Simple example to demonstrate how to use Mutual Authentication with Golang HTTP servers.
Generating the necessary certificates for this example can be performed by running the
./generate.sh command and providing the domain name to create the cert
for and the password for the keys.
./generate.sh localhost password
A certificate is only valid if the domain matches the hosted domain of the server, for example a certificate issue to the domain www.example.com would raise an exception
if you attempted to run
The script generates a root certificate and key, an intermediary, application certificate and a client certificate. Both the application and client certificate are generated from the intermediary this would allow the client to authenticate any server which uses the intermediary chain.
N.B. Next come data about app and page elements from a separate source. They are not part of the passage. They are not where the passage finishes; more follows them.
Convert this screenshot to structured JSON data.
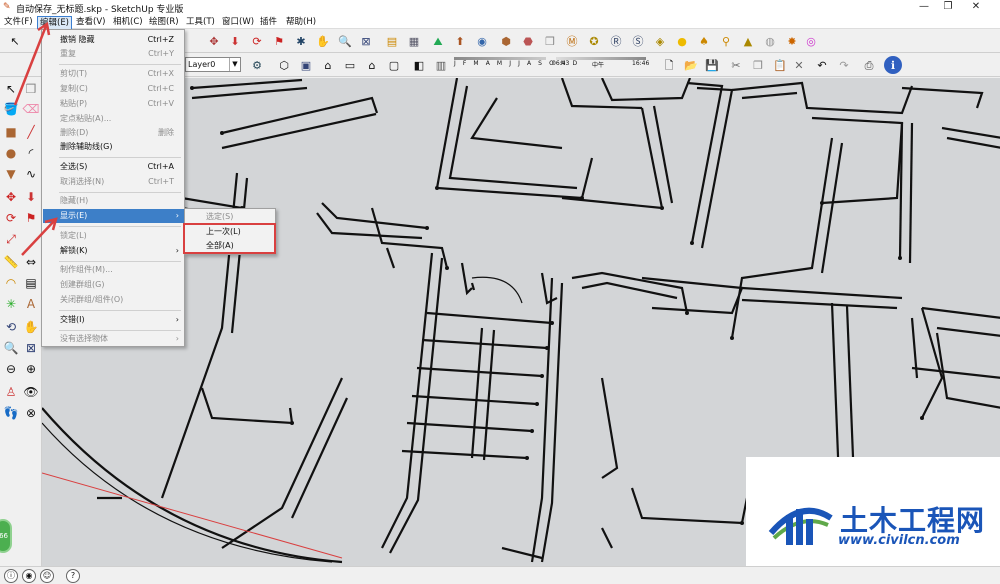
{
  "window": {
    "title": "自动保存_无标题.skp - SketchUp 专业版",
    "controls": [
      "—",
      "❐",
      "✕"
    ]
  },
  "menubar": {
    "items": [
      "文件(F)",
      "编辑(E)",
      "查看(V)",
      "相机(C)",
      "绘图(R)",
      "工具(T)",
      "窗口(W)",
      "插件",
      "帮助(H)"
    ]
  },
  "toolbar": {
    "layer_value": "Layer0",
    "months": "J F M A M J J A S O N D",
    "time_start": "06:43",
    "time_mid": "中午",
    "time_end": "16:46"
  },
  "edit_menu": {
    "items": [
      {
        "label": "撤销 隐藏",
        "shortcut": "Ctrl+Z",
        "disabled": false
      },
      {
        "label": "重复",
        "shortcut": "Ctrl+Y",
        "disabled": true
      },
      {
        "label": "剪切(T)",
        "shortcut": "Ctrl+X",
        "disabled": true
      },
      {
        "label": "复制(C)",
        "shortcut": "Ctrl+C",
        "disabled": true
      },
      {
        "label": "粘贴(P)",
        "shortcut": "Ctrl+V",
        "disabled": true
      },
      {
        "label": "定点粘贴(A)...",
        "shortcut": "",
        "disabled": true
      },
      {
        "label": "删除(D)",
        "shortcut": "删除",
        "disabled": true
      },
      {
        "label": "删除辅助线(G)",
        "shortcut": "",
        "disabled": false
      },
      {
        "label": "全选(S)",
        "shortcut": "Ctrl+A",
        "disabled": false
      },
      {
        "label": "取消选择(N)",
        "shortcut": "Ctrl+T",
        "disabled": true
      },
      {
        "label": "隐藏(H)",
        "shortcut": "",
        "disabled": true
      },
      {
        "label": "显示(E)",
        "shortcut": "",
        "disabled": false
      },
      {
        "label": "锁定(L)",
        "shortcut": "",
        "disabled": true
      },
      {
        "label": "解锁(K)",
        "shortcut": "",
        "disabled": false
      },
      {
        "label": "制作组件(M)...",
        "shortcut": "",
        "disabled": true
      },
      {
        "label": "创建群组(G)",
        "shortcut": "",
        "disabled": true
      },
      {
        "label": "关闭群组/组件(O)",
        "shortcut": "",
        "disabled": true
      },
      {
        "label": "交错(I)",
        "shortcut": "",
        "disabled": false
      },
      {
        "label": "没有选择物体",
        "shortcut": "",
        "disabled": true
      }
    ]
  },
  "show_submenu": {
    "items": [
      {
        "label": "选定(S)",
        "disabled": true
      },
      {
        "label": "上一次(L)",
        "disabled": false
      },
      {
        "label": "全部(A)",
        "disabled": false
      }
    ]
  },
  "left_badge": "66",
  "watermark": {
    "name": "土木工程网",
    "url": "www.civilcn.com"
  },
  "colors": {
    "canvas": "#d3d5d7",
    "menu_highlight": "#3d7fc8",
    "annotation_red": "#d94040",
    "watermark_blue": "#1a55b8"
  }
}
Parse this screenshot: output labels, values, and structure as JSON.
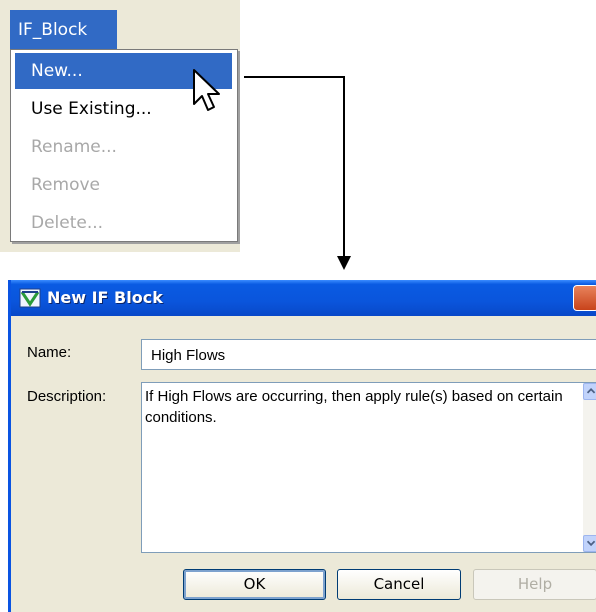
{
  "menu": {
    "title": "IF_Block",
    "items": [
      {
        "label": "New...",
        "state": "selected"
      },
      {
        "label": "Use Existing...",
        "state": "enabled"
      },
      {
        "label": "Rename...",
        "state": "disabled"
      },
      {
        "label": "Remove",
        "state": "disabled"
      },
      {
        "label": "Delete...",
        "state": "disabled"
      }
    ]
  },
  "dialog": {
    "title": "New IF Block",
    "name_label": "Name:",
    "name_value": "High Flows",
    "description_label": "Description:",
    "description_value": "If High Flows are occurring, then apply rule(s) based on certain conditions.",
    "buttons": {
      "ok": "OK",
      "cancel": "Cancel",
      "help": "Help"
    }
  },
  "colors": {
    "selection": "#316ac5",
    "titlebar": "#0a55dc",
    "dialog_bg": "#ece9d8"
  }
}
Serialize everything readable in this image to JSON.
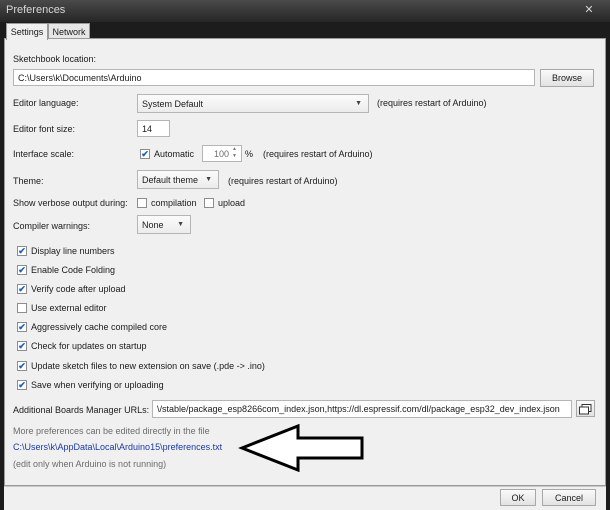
{
  "window": {
    "title": "Preferences",
    "close_glyph": "✕"
  },
  "tabs": [
    {
      "label": "Settings"
    },
    {
      "label": "Network"
    }
  ],
  "sketchbook": {
    "label": "Sketchbook location:",
    "value": "C:\\Users\\k\\Documents\\Arduino",
    "browse": "Browse"
  },
  "editor_language": {
    "label": "Editor language:",
    "value": "System Default",
    "note": "(requires restart of Arduino)"
  },
  "font_size": {
    "label": "Editor font size:",
    "value": "14"
  },
  "interface_scale": {
    "label": "Interface scale:",
    "auto_label": "Automatic",
    "value": "100",
    "unit": "%",
    "note": "(requires restart of Arduino)"
  },
  "theme": {
    "label": "Theme:",
    "value": "Default theme",
    "note": "(requires restart of Arduino)"
  },
  "verbose": {
    "label": "Show verbose output during:",
    "compilation": "compilation",
    "upload": "upload"
  },
  "compiler_warnings": {
    "label": "Compiler warnings:",
    "value": "None"
  },
  "options": [
    {
      "label": "Display line numbers",
      "checked": true
    },
    {
      "label": "Enable Code Folding",
      "checked": true
    },
    {
      "label": "Verify code after upload",
      "checked": true
    },
    {
      "label": "Use external editor",
      "checked": false
    },
    {
      "label": "Aggressively cache compiled core",
      "checked": true
    },
    {
      "label": "Check for updates on startup",
      "checked": true
    },
    {
      "label": "Update sketch files to new extension on save (.pde -> .ino)",
      "checked": true
    },
    {
      "label": "Save when verifying or uploading",
      "checked": true
    }
  ],
  "boards_urls": {
    "label": "Additional Boards Manager URLs:",
    "value": "\\/stable/package_esp8266com_index.json,https://dl.espressif.com/dl/package_esp32_dev_index.json"
  },
  "more_prefs": {
    "note": "More preferences can be edited directly in the file",
    "path": "C:\\Users\\k\\AppData\\Local\\Arduino15\\preferences.txt",
    "hint": "(edit only when Arduino is not running)"
  },
  "footer": {
    "ok": "OK",
    "cancel": "Cancel"
  },
  "check_glyph": "✔"
}
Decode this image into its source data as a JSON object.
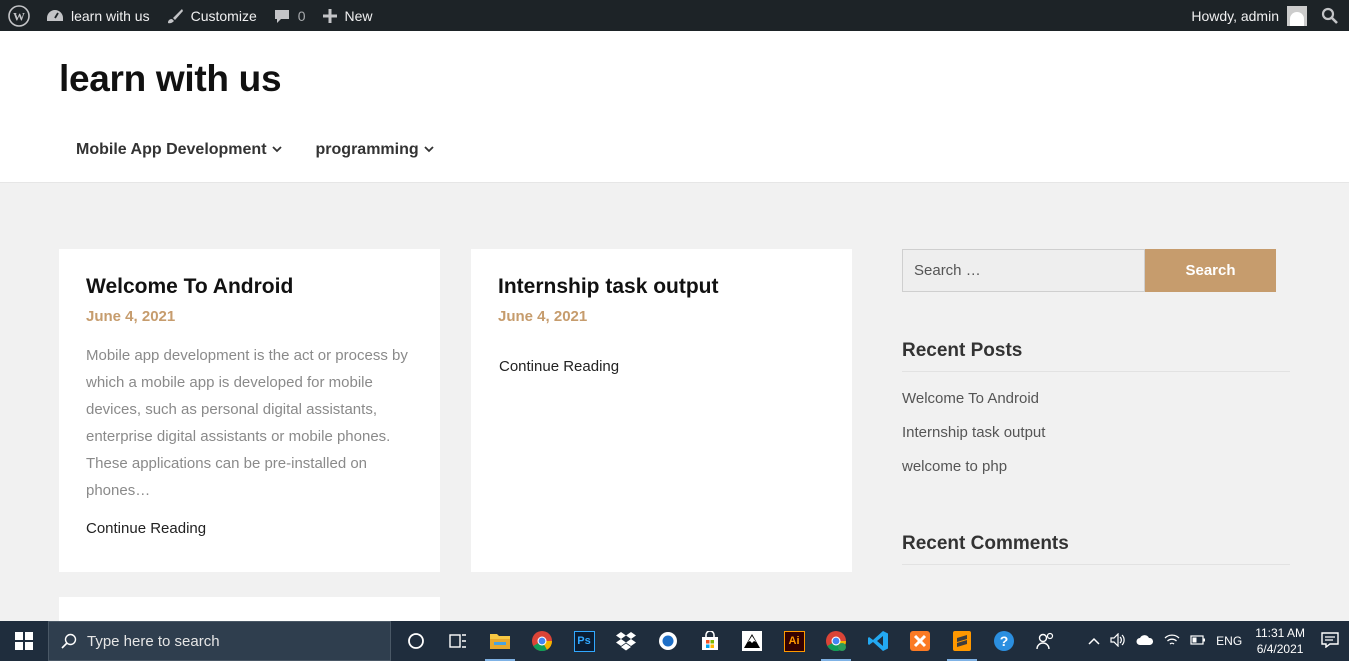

It is possible to lock a client certificate down to a particular application by signing it with the applications certificate rather than the intermediary.
Running the server using a self signed certificate
Start the server
$ go run main.go -domain localhost
When calling the endpoint it is requred to add the ca-chain cert to the curl command as this is a self signed certificate.
$ curl -v --cacert 2_intermediate/certs/ca-chain.cert.pem https://localhost:8443/ #... Hello World%
Running the server with Mutual TLS Authentication and a self signed certifcate
Start the server
$ go run main.go -domain localhost -mtls true
Call the endpoint providing the certificates generated for the client, for the server to validate the request the user must provide its certifcate and private key.
$ curl -v --cacert 2_intermediate/certs/ca-chain.cert.pem --cert 4_client/certs/localhost.cert.pem --key 4_client/private/localhost.key.pem https://localhost:8443/ #... Hello World%
Calling the endpoint without providing the certificates
$ curl -v --cacert 2_intermediate/certs/ca-chain.cert.pem https://localhost:8443/ #... curl: (35) error:14094412:SSL routines:SSL3_READ_BYTES:sslv3 alert bad certificate